The first ever collection of Michael Marshall Smith's award-winning short stories.
The first piece of fiction Smith ever wrote – a short story called The Man Who Drew Cats – won the World Fantasy award. It's included here along with many others, some unpublished, which show the incredible versatility of one of the most exciting writers working in Britain today. The collection is stuffed with surreal, disturbing gems including:
‘When God Lived in Kentish Town' Someone comes up to you when you're quietly eating your stir-fried rice in a great Chinese take away, and tells you: ‘I've found God'. You try to ignore them, right? But what if they have, and what if He works in a drab old electrical store on Kentish Town Road and he's not getting many customers?
‘Diet Hell' Some people will do anything to fit into their old jeans.
‘Save As…' What if you could back up your life? Save it up to a certain point and return to it when things went horribly wrong?
‘Everybody Goes' An idyllic childhood day from a long, hot summer. The kind you want to last for ever. All good things must come to an end, mustn't they?
'Astonishingly distinctive short stories' Independent 'A story telling skill that can only be described as pure genius' Venue 'Very funny and decidedly surreal' Empire 'No one writes better than Smith about love: how it's won, how it's lost.
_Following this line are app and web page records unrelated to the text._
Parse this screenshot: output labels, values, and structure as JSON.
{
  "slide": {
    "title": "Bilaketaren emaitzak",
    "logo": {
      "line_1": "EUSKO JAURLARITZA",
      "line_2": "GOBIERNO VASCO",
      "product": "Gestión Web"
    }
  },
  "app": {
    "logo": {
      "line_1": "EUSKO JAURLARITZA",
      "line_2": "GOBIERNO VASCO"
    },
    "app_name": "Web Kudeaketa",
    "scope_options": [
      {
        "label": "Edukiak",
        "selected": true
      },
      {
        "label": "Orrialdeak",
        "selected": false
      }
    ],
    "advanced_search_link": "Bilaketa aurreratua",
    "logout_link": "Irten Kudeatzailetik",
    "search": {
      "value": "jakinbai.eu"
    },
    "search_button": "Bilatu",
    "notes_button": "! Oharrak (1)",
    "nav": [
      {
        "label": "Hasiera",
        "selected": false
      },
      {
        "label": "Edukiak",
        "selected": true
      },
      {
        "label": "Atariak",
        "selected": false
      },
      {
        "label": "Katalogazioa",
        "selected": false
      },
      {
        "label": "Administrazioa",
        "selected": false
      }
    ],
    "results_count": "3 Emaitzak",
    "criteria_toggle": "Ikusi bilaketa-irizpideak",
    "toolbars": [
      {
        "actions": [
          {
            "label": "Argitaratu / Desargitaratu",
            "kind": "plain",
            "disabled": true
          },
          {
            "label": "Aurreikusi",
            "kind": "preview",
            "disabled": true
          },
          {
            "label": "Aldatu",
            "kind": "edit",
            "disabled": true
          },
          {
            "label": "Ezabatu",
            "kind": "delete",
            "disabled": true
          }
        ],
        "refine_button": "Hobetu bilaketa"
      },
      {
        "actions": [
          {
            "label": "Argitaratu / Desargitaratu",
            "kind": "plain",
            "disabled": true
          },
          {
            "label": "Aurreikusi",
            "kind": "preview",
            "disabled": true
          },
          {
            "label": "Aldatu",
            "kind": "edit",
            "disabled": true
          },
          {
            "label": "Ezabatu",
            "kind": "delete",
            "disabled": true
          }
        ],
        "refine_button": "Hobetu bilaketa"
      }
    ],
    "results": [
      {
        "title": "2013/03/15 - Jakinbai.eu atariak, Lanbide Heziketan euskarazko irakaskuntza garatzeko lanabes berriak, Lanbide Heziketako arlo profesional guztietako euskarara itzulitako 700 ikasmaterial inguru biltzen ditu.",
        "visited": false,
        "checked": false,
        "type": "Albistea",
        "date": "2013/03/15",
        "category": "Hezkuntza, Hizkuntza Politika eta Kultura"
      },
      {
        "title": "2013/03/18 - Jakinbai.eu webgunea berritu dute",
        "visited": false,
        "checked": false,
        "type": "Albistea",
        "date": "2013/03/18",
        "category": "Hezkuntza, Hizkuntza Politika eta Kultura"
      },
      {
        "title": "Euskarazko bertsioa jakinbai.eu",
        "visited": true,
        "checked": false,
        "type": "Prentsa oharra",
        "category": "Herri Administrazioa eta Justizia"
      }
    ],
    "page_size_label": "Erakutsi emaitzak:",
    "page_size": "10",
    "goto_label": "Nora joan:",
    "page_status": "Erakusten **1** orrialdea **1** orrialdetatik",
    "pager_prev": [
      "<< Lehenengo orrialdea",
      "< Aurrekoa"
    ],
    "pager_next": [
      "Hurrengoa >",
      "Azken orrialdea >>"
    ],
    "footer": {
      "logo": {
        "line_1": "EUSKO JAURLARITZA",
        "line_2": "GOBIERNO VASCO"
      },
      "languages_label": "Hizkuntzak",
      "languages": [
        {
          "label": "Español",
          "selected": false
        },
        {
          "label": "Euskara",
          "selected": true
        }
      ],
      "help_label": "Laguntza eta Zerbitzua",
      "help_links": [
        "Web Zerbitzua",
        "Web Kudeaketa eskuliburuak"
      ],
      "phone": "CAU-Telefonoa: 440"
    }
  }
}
No one writes better about being wasted -- by drugs, by drink, by time. Nigh-on unique' i-D